Some 1,500 protesters gathered in Mongolia's capital Tuesday to call for the resignation of the president and an end to corruption in the impoverished country. The three-hour demonstration was the latest in a string of rallies since the ruling coalition government collapsed earlier this month after Mongolia's biggest political party withdrew. Tuesday's gathering by the Mongolian Democratic Union was mostly peaceful, with organizers playing the sound of bells on megaphones representing a rallying cry for freedom and protesters holding up banners.

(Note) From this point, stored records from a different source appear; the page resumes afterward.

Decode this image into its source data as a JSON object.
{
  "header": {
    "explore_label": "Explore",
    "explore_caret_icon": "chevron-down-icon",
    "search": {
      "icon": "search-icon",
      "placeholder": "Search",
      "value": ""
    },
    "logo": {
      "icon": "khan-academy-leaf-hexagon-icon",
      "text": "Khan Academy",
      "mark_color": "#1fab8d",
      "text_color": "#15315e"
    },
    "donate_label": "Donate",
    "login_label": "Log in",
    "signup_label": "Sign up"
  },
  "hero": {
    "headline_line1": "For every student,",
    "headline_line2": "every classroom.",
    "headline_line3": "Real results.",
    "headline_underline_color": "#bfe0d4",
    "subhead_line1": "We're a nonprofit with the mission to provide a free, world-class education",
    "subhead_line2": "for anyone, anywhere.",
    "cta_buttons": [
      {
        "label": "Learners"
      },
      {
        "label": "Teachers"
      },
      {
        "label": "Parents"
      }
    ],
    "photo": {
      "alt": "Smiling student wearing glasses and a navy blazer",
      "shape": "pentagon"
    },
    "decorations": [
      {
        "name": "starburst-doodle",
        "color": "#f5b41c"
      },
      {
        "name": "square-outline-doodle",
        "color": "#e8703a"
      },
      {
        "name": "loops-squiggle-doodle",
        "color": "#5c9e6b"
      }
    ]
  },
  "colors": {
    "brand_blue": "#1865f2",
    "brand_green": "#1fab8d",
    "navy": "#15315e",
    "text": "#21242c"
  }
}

One said "Let us unite against corruption" while another called for the dismissal of President Nambaryn Enkhbayar and decried him as "the destroyer of Mongolian national unity."

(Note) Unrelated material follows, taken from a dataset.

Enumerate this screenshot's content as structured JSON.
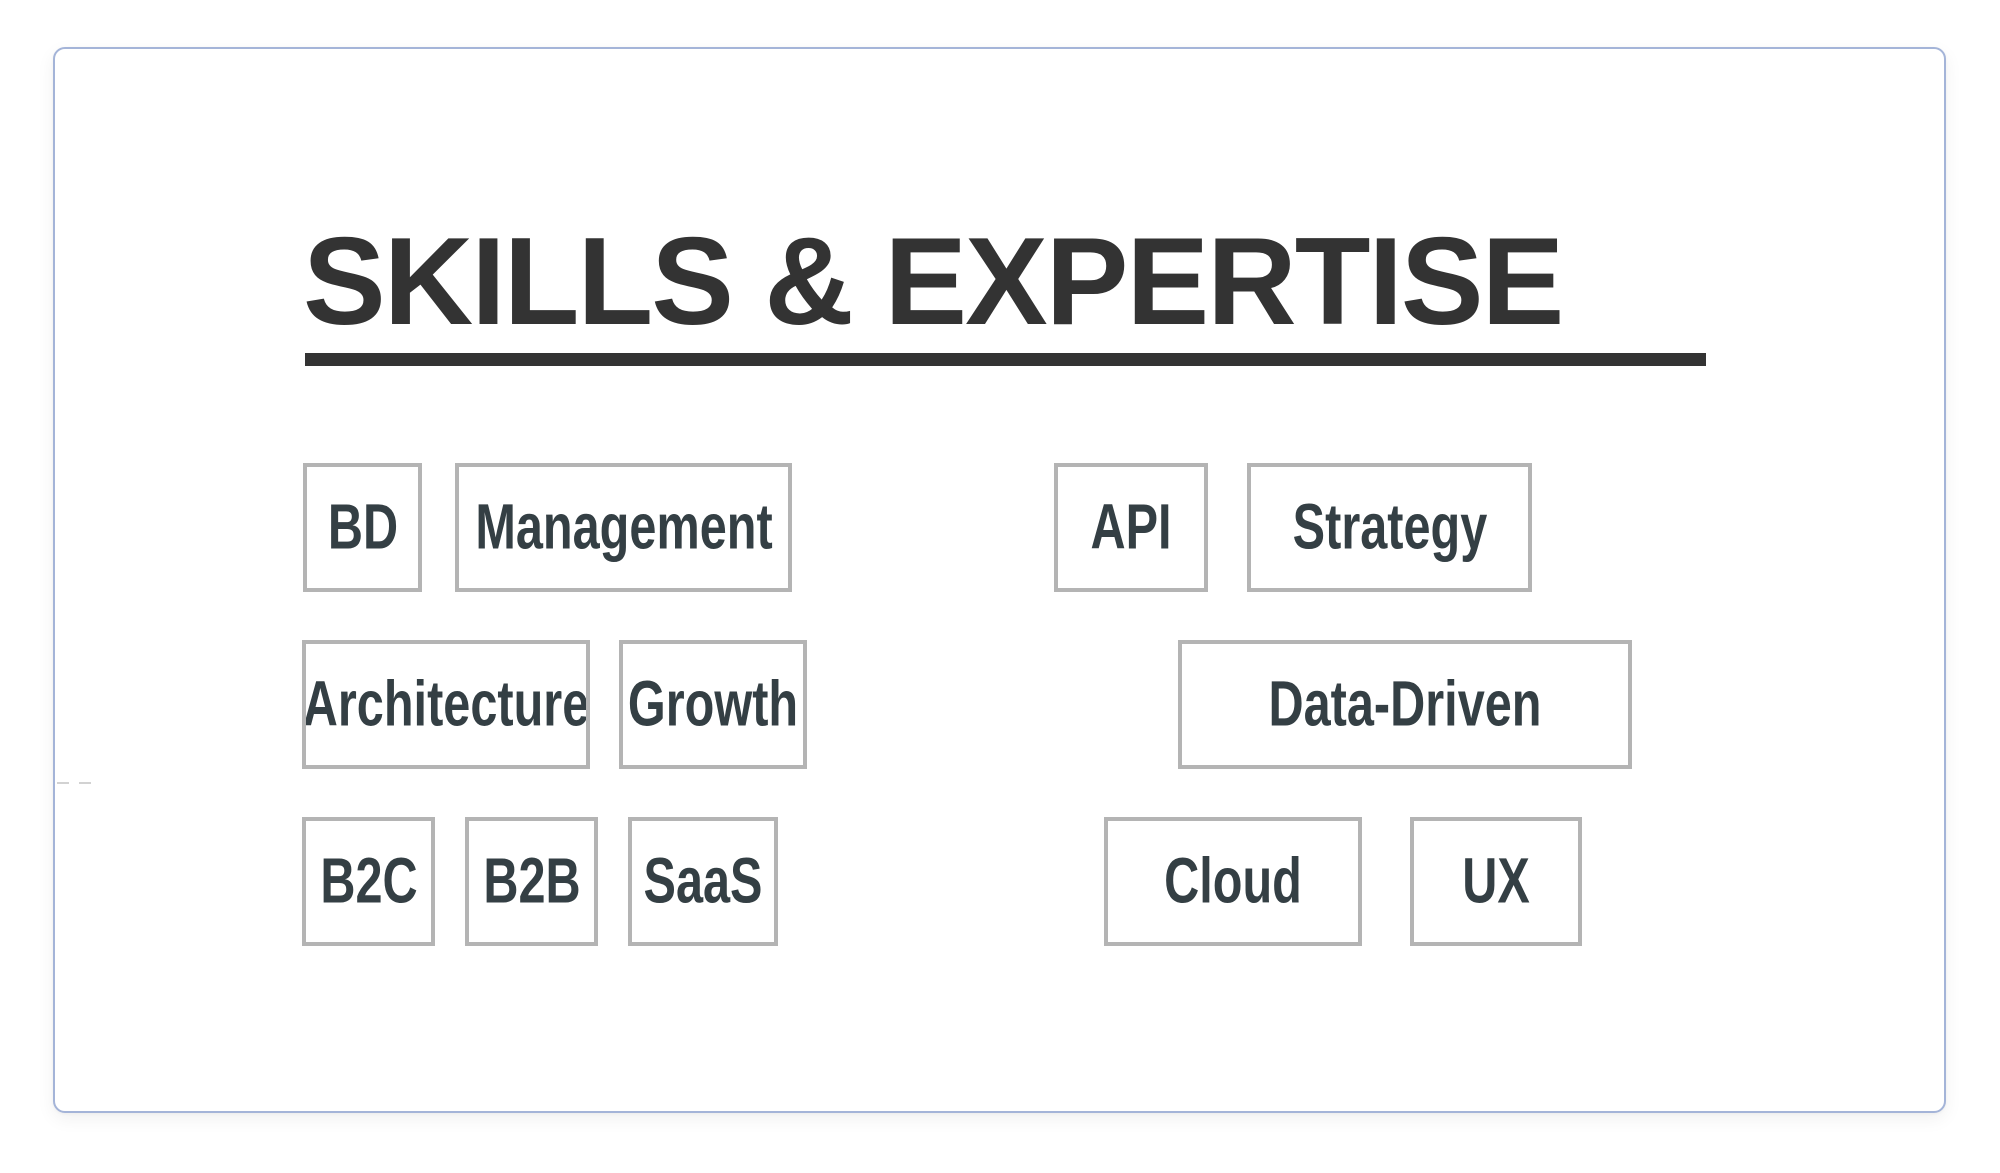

Enkhbayar belongs to the Mongolian People's Revolutionary Party, which pulled out of the government with complaints that Prime Minister Tsakhilganiin Elbegdorj had not done enough to fight corruption and worsening poverty in this former Soviet satellite.
The MPRP, one seat short of a majority in parliament, has urged the other parties to join it in forming a new government and has nominated its chairman, Mieagombo Enkhbold, as prime minister.
Enkhbayar is scheduled to approve the nominee by Wednesday. Mongolia, a landlocked Central Asian nation flanked by Russia and China, used to be dependent on subsidies from Moscow and has seen its economy weaken precipitously since the breakup of the Soviet Union in 1991.
Peaceful protests in 1990 forced the pro-Soviet People's Revolutionary Party to drop communism and allow multiparty elections in Mongolia. The reformist Democratic Union swept into office in a 1996 parliamentary election that marked the end of the 75-year rule of the PRP.
"Our Democratic Union has for some time been very inactive," said protester Sukhbataar, a former teacher who is now unemployed. "Now, we are back in the political scene. ... We will fight for what we used to demonstrate for in the beginning of the 1990s."
The demonstrators also called for an increase of monthly pension levels and minimum salaries for doctors, teachers and civil servants by the first half of 2006. Additionally, they said they wanted international experts to solve the 1998 assassination of S. Zorig, a popular figure who played a leading role in the 1990 democratic revolution. Zorig, then a potential candidate for prime minister, was axed and stabbed to death at his home. The reason for the murder was never established, reports the AP. N.U.